* TASK BRIEF: Write out the lines of the records from the one containing "Output a JSON" to the very last, keeping each exactly as it is.

--- RECORDS SUPPLIED ---

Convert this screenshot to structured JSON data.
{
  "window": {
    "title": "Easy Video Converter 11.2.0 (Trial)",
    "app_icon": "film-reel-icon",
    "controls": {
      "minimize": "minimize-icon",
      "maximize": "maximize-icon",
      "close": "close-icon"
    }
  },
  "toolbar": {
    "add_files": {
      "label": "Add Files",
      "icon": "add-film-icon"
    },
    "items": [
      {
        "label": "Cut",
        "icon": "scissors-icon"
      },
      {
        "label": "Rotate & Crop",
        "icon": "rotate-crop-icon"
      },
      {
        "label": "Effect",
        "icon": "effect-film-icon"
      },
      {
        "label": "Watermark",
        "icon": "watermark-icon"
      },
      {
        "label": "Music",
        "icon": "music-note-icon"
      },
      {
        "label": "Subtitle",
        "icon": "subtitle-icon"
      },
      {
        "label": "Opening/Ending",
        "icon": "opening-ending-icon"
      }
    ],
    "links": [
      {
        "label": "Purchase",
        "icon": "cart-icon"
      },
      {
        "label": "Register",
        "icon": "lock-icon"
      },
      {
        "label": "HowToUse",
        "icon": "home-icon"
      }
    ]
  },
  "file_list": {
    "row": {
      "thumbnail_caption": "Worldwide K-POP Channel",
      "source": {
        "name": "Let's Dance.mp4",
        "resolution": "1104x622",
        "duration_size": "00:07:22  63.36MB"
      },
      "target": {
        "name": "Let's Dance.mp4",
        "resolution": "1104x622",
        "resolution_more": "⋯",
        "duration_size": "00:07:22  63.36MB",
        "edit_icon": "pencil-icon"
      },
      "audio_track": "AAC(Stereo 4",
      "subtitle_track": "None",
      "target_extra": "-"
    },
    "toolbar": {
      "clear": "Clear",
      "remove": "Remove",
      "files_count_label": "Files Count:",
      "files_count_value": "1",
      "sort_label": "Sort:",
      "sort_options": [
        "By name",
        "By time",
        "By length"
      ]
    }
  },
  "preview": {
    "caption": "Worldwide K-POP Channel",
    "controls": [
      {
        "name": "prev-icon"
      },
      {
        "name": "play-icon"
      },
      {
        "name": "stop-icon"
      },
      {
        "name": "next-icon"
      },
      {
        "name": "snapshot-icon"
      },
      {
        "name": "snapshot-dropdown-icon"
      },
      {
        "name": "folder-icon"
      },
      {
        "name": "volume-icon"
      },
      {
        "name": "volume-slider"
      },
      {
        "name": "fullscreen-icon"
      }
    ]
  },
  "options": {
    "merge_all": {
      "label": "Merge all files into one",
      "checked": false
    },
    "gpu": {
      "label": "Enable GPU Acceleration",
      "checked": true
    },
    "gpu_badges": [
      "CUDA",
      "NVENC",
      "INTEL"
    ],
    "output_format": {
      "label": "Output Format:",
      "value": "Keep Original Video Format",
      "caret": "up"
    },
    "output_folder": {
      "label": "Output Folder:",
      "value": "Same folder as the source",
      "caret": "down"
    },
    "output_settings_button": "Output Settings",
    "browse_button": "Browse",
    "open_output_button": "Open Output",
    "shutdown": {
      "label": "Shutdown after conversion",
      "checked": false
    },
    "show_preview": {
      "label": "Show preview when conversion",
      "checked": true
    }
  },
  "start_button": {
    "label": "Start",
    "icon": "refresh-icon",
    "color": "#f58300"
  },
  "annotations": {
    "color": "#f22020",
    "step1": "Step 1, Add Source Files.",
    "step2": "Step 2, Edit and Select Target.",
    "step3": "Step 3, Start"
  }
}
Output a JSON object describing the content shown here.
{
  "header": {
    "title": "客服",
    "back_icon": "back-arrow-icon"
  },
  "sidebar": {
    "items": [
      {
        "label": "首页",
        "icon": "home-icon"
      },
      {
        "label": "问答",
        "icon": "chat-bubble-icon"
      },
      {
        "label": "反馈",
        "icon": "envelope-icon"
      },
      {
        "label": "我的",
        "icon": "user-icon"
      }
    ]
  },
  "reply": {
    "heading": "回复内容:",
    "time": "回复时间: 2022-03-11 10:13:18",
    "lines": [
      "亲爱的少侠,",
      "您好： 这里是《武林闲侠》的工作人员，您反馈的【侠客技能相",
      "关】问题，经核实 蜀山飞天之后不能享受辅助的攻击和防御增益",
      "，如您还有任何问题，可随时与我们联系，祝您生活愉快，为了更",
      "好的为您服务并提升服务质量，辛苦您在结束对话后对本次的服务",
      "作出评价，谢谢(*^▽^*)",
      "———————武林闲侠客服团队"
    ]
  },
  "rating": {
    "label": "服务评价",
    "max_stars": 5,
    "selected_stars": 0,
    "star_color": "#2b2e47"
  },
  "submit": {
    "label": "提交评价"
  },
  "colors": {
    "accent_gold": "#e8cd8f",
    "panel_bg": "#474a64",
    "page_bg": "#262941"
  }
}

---

* SOLUTION:
Output a JSON object describing the content shown here.
{
  "header": {
    "title": "客服",
    "back_icon": "back-arrow-icon"
  },
  "sidebar": {
    "items": [
      {
        "label": "首页",
        "icon": "home-icon"
      },
      {
        "label": "问答",
        "icon": "chat-bubble-icon"
      },
      {
        "label": "反馈",
        "icon": "envelope-icon"
      },
      {
        "label": "我的",
        "icon": "user-icon"
      }
    ]
  },
  "reply": {
    "heading": "回复内容:",
    "time": "回复时间: 2022-03-11 10:13:18",
    "lines": [
      "亲爱的少侠,",
      "您好： 这里是《武林闲侠》的工作人员，您反馈的【侠客技能相",
      "关】问题，经核实 蜀山飞天之后不能享受辅助的攻击和防御增益",
      "，如您还有任何问题，可随时与我们联系，祝您生活愉快，为了更",
      "好的为您服务并提升服务质量，辛苦您在结束对话后对本次的服务",
      "作出评价，谢谢(*^▽^*)",
      "———————武林闲侠客服团队"
    ]
  },
  "rating": {
    "label": "服务评价",
    "max_stars": 5,
    "selected_stars": 0,
    "star_color": "#2b2e47"
  },
  "submit": {
    "label": "提交评价"
  },
  "colors": {
    "accent_gold": "#e8cd8f",
    "panel_bg": "#474a64",
    "page_bg": "#262941"
  }
}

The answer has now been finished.